In June 2015 the U.S. Supreme Court unanimously ruled on the issue of temporary signs, an often contentious and confusing issue for communities around the country. Reed v. Town of Gilbert
stemmed from a dispute over temporary signage advertising a church’s location; the church argued that its signs could not be held to a different standard than other types of temporary signs, including political signs.
In siding with the church, the Supreme Court reinforced previous rulings that found that communities cannot regulate messages based on content. This applies to temporary signs as well. View more information on the decision here
.View ISA Vice President of Government Relations David Hickey’s analysis
on how the decision impacts the sign and graphics industry.View insights from Professor Alan Weinstein
, a national noted planning law expert. Prof. Weinstein holds a joint faculty appointment at Cleveland State University’s Cleveland-Marshall College of Law and Maxine Goodman Levin College of Urban Affairs and also serves as Director of the Colleges' Law & Public Policy Program.
Best Practices in Regulating Temporary Signs

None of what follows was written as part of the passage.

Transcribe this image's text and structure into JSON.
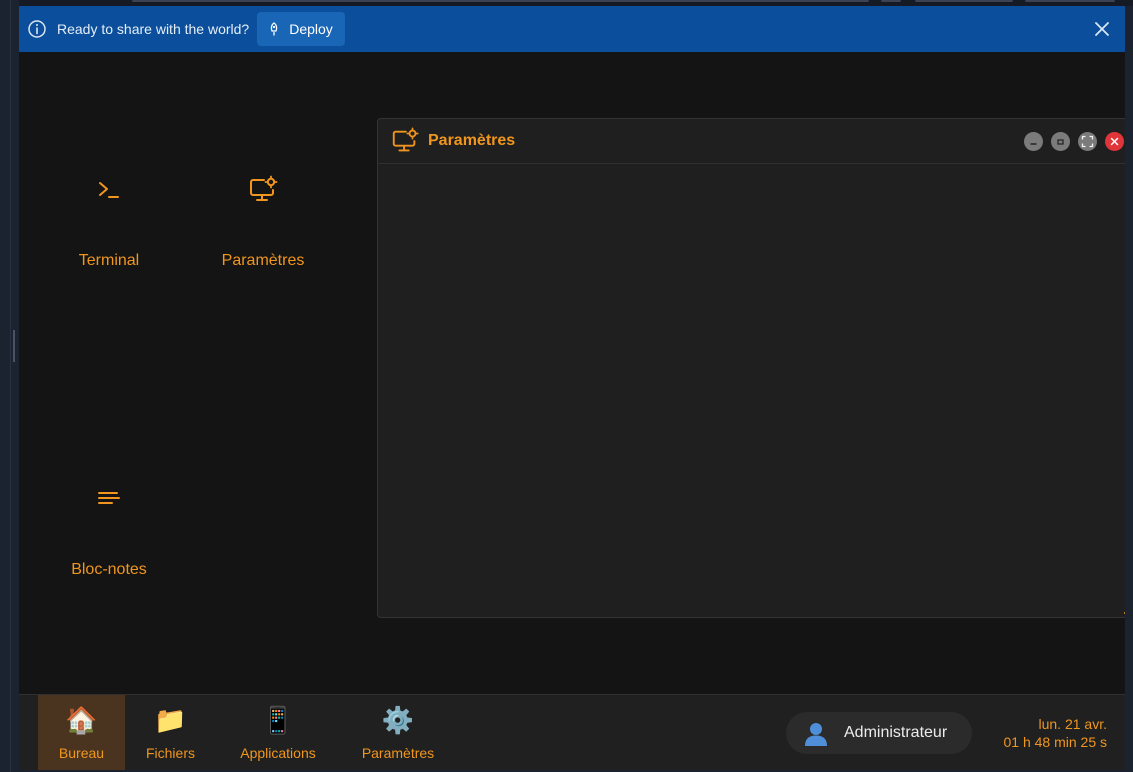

Compiled by prominent planner Wendy Moeller, AICP, this guide offers communities assistance in understanding different kinds of temporary signs and best practices for regulating each type.